--- Exercise objective ---
Check each line of the records below for the word "World" and copy those where it appears.

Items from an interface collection
********

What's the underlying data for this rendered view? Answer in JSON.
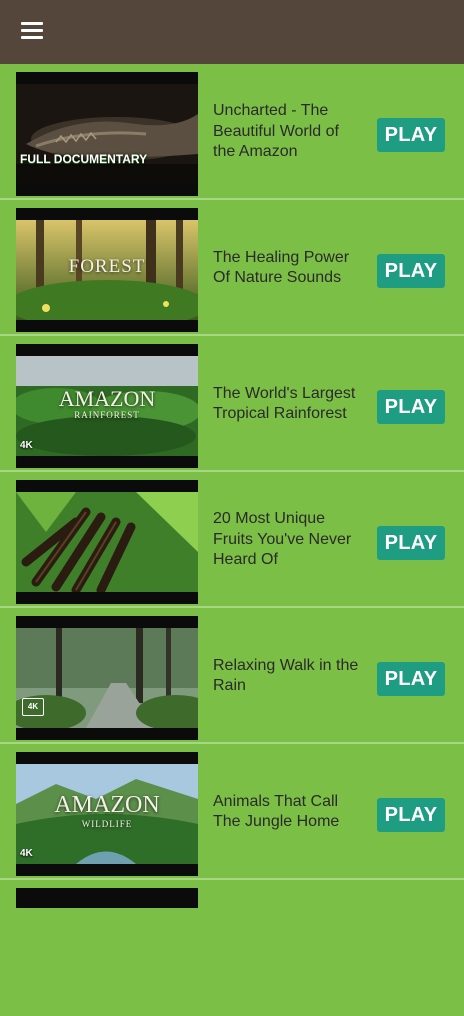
{
  "app_bar": {
    "menu_icon": "hamburger-menu-icon"
  },
  "videos": [
    {
      "title": "Uncharted - The Beautiful World of the Amazon",
      "play_label": "PLAY",
      "overlay": "FULL DOCUMENTARY"
    },
    {
      "title": "The Healing Power Of Nature Sounds",
      "play_label": "PLAY",
      "overlay": "FOREST"
    },
    {
      "title": "The World's Largest Tropical Rainforest",
      "play_label": "PLAY",
      "overlay": "AMAZON",
      "overlay_sub": "RAINFOREST",
      "badge": "4K"
    },
    {
      "title": "20 Most Unique Fruits You've Never Heard Of",
      "play_label": "PLAY"
    },
    {
      "title": "Relaxing Walk in the Rain",
      "play_label": "PLAY",
      "badge": "4K"
    },
    {
      "title": "Animals That Call The Jungle Home",
      "play_label": "PLAY",
      "overlay": "AMAZON",
      "overlay_sub": "WILDLIFE",
      "badge": "4K"
    }
  ],
  "colors": {
    "background": "#7cbf46",
    "app_bar": "#55463c",
    "play_button": "#1f9d82"
  }
}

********

--- Written response ---
      "title": "Uncharted - The Beautiful World of the Amazon",
      "title": "The World's Largest Tropical Rainforest",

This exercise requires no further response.